— Exercise aim —
Scan the entries below for the string "écritures" and copy every line where it turns up.
(Data for processing)
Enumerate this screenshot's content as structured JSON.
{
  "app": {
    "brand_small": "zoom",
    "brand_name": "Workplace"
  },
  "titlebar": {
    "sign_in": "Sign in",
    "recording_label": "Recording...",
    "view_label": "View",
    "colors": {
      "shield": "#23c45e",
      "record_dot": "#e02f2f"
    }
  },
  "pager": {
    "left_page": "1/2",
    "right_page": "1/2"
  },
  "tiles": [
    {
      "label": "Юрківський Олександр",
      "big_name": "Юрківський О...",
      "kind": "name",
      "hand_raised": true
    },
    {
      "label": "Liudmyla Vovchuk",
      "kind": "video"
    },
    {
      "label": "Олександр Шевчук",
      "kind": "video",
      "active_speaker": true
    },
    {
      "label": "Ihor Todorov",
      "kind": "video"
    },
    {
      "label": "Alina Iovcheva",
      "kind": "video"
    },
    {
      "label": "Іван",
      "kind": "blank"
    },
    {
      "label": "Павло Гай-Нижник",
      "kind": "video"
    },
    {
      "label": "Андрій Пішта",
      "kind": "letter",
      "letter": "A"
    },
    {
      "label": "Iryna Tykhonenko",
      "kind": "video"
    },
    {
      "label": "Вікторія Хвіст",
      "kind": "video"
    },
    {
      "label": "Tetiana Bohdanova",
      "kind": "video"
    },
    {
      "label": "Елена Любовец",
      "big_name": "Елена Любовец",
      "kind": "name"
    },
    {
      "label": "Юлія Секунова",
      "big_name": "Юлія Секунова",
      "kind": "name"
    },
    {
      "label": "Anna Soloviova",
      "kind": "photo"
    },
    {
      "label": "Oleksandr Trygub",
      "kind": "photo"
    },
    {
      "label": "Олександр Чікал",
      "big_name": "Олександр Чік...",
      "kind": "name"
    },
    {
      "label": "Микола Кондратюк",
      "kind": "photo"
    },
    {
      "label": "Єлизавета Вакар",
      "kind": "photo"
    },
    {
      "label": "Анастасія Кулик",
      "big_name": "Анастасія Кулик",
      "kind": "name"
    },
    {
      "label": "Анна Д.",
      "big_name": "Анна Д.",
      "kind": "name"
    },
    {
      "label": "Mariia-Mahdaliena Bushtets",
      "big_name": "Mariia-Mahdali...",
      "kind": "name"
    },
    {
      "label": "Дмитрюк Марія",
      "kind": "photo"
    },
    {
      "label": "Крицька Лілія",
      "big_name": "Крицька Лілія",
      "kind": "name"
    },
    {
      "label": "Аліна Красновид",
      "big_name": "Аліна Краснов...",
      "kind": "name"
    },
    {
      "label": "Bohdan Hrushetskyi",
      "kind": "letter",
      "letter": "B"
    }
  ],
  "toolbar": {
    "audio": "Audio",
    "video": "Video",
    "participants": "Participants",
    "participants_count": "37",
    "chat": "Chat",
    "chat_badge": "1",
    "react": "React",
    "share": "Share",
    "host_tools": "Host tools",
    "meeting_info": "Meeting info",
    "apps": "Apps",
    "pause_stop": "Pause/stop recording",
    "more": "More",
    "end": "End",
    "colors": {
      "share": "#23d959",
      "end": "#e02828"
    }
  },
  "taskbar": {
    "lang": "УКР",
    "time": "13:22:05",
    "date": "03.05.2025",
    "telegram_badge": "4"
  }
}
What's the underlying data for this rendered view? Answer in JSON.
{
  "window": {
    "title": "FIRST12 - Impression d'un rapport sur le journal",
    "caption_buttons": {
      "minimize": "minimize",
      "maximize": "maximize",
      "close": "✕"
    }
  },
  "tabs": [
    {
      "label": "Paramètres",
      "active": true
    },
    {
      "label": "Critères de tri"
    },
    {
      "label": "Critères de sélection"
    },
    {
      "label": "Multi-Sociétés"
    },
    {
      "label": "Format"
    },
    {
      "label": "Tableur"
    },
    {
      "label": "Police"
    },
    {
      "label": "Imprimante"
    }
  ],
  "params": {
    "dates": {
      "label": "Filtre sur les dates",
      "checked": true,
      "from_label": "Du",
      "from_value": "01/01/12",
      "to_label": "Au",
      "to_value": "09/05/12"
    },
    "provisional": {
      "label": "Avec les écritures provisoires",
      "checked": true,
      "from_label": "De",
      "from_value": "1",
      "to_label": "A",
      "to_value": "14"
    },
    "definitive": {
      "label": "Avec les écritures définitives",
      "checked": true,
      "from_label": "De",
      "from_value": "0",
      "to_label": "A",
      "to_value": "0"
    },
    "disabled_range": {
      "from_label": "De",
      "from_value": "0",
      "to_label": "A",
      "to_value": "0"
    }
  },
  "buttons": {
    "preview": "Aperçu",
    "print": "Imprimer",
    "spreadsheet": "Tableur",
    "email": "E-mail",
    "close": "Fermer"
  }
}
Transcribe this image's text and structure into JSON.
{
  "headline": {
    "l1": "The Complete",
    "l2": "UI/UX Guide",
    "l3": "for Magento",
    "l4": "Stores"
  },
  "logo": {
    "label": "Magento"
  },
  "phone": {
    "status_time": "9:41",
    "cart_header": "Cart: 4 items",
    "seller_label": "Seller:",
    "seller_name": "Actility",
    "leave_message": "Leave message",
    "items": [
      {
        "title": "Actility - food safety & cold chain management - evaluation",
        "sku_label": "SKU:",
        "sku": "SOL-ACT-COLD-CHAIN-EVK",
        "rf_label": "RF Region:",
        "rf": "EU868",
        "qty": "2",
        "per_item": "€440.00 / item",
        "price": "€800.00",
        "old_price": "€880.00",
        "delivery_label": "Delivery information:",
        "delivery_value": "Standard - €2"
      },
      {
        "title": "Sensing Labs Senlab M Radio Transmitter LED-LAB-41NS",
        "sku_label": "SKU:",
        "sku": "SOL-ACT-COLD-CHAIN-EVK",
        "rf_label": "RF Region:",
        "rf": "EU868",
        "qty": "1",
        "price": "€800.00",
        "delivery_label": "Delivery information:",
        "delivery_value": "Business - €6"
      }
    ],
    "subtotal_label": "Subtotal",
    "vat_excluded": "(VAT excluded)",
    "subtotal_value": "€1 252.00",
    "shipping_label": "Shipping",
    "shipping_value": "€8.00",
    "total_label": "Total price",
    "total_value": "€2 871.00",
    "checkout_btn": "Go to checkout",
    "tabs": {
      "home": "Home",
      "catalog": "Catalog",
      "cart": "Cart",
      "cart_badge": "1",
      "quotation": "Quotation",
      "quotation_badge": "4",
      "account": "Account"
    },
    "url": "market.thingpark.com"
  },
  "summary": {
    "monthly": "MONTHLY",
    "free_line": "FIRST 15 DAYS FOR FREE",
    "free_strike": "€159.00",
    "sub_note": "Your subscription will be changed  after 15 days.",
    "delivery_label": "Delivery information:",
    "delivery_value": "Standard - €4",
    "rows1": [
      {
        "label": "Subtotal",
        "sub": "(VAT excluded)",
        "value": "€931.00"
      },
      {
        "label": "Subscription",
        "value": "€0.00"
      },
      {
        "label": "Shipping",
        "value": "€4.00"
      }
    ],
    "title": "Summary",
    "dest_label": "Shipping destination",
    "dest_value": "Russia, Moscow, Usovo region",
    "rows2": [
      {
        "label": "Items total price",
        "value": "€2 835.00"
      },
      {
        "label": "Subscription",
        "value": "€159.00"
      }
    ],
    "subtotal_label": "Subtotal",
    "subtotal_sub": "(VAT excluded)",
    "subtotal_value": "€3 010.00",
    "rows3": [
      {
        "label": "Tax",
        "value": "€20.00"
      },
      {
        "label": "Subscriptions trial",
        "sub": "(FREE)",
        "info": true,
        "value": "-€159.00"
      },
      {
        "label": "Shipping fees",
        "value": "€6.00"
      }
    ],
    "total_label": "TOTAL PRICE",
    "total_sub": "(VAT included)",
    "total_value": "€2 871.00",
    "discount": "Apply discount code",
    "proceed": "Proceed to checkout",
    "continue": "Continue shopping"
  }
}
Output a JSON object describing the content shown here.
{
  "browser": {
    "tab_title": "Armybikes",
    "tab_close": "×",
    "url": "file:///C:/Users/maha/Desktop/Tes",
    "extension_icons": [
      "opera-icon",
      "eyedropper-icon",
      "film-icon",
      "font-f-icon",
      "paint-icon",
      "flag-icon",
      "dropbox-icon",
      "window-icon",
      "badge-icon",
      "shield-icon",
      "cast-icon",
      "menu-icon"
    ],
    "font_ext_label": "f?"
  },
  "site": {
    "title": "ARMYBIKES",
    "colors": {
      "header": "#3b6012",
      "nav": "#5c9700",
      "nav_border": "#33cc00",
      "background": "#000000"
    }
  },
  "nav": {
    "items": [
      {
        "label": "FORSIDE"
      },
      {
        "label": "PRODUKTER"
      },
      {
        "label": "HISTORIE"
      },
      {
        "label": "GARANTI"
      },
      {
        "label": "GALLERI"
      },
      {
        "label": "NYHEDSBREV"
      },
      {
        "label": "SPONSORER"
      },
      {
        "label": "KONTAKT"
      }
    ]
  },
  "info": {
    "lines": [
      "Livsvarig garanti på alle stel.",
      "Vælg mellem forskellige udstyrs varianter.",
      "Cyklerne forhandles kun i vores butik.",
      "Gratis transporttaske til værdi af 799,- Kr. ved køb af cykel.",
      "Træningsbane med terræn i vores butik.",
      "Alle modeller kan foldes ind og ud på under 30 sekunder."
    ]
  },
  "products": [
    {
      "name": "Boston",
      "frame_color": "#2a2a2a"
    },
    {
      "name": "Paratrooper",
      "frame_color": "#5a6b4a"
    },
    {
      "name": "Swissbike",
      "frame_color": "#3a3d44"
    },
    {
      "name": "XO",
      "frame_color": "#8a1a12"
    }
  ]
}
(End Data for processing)
— Response area —
      "label": "Avec les écritures provisoires",
      "label": "Avec les écritures définitives",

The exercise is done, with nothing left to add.